This page contains a Flash digital edition of a book.
Your child’s doctor may recommend a 2nd dose of VARIVAX® (Varicella Virus Vaccine Live) to help protect against chickenpox.


Talk to your child’s doctor or health care professional today.


Official recommendations for shots Your doctor or health care provider will use the official recommendations to decide the number of shots needed and when to get them. If a dose is missed, your health care provider will let you know when your child should have it.


Ask about VARIVAX VARIVAX is a live virus vaccine that is given as a shot.

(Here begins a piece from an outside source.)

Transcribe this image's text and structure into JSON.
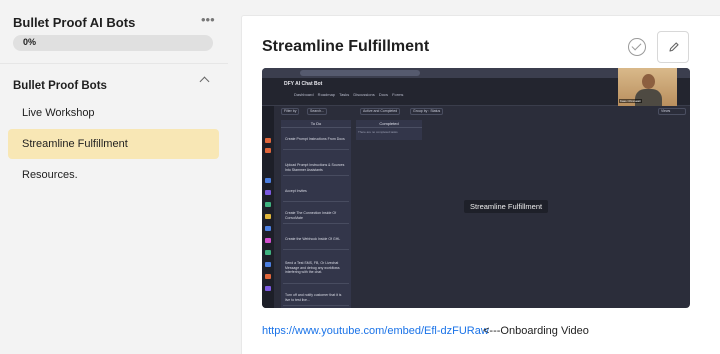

VARIVAX is meant to help prevent chickenpox, which is also known as varicella, in people 12 months of age and older.


Important information about VARIVAX Your child should not get VARIVAX if he or she is allergic to any of its ingredients including gelatin and neomycin; has a weakened immune system, such as an immune deficiency, an inherited immune disorder, leukemia, lymphoma, or HIV/AIDS; takes high doses of steroids by mouth or in a shot; has active tuberculosis that is not treated; has a fever; is pregnant or plans to get pregnant within the next 3 months.


Your child should not take aspirin or aspirin-containing products for 6 weeks after getting VARIVAX.


VARIVAX may not protect everyone who gets it. VARIVAX does not treat chickenpox once your child has it.


VARIVAX is given as a shot to people who are 12 months old or older. If your child is 12 months to 12 years old and your doctor gives a second dose, the second dose must be given at least 3 months after the first shot.


A second dose should be given to those who first get the vaccine when they are 13 years old or older. This second dose should be given 4 to 8 weeks after the first dose.


The most common side effects reported after taking VARIVAX are fever; pain, swelling, itching, or redness at the site of the shot; chickenpox-like rash on the body or at the site of the shot; irritability. Other less common side effects have also been reported, such as tingling of the skin and shingles.


Only your doctor can decide if VARIVAX is right for your child.


You are encouraged to report negative side effects of prescription drugs to the Food and Drug Administration (FDA). Visit www.fda.gov/medwatch, or call 1-800-FDA-1088. For more information, please read the Patient Product Information adjacent to this page.


Copyright © 2011 Merck Sharp & Dohme Corp., a subsidiary of Merck & Co., Inc. All rights reserved. VACC-1011557-0000 09/11


Page 1  |  Page 2  |  Page 3  |  Page 4  |  Page 5  |  Page 6  |  Page 7  |  Page 8  |  Page 9  |  Page 10  |  Page 11  |  Page 12  |  Page 13  |  Page 14  |  Page 15  |  Page 16  |  Page 17  |  Page 18  |  Page 19  |  Page 20  |  Page 21  |  Page 22  |  Page 23  |  Page 24  |  Page 25  |  Page 26  |  Page 27  |  Page 28  |  Page 29  |  Page 30  |  Page 31  |  Page 32  |  Page 33  |  Page 34  |  Page 35  |  Page 36  |  Page 37  |  Page 38  |  Page 39  |  Page 40  |  Page 41  |  Page 42  |  Page 43  |  Page 44  |  Page 45  |  Page 46  |  Page 47  |  Page 48  |  Page 49  |  Page 50  |  Page 51  |  Page 52  |  Page 53  |  Page 54  |  Page 55  |  Page 56  |  Page 57  |  Page 58  |  Page 59  |  Page 60  |  Page 61  |  Page 62  |  Page 63  |  Page 64  |  Page 65  |  Page 66  |  Page 67  |  Page 68  |  Page 69  |  Page 70  |  Page 71  |  Page 72  |  Page 73  |  Page 74  |  Page 75  |  Page 76  |  Page 77  |  Page 78  |  Page 79  |  Page 80  |  Page 81  |  Page 82  |  Page 83  |  Page 84  |  Page 85  |  Page 86  |  Page 87  |  Page 88  |  Page 89  |  Page 90  |  Page 91  |  Page 92  |  Page 93  |  Page 94  |  Page 95  |  Page 96  |  Page 97  |  Page 98  |  Page 99  |  Page 100  |  Page 101  |  Page 102  |  Page 103  |  Page 104  |  Page 105  |  Page 106  |  Page 107  |  Page 108  |  Page 109  |  Page 110  |  Page 111  |  Page 112  |  Page 113  |  Page 114  |  Page 115  |  Page 116  |  Page 117  |  Page 118  |  Page 119  |  Page 120  |  Page 121  |  Page 122  |  Page 123  |  Page 124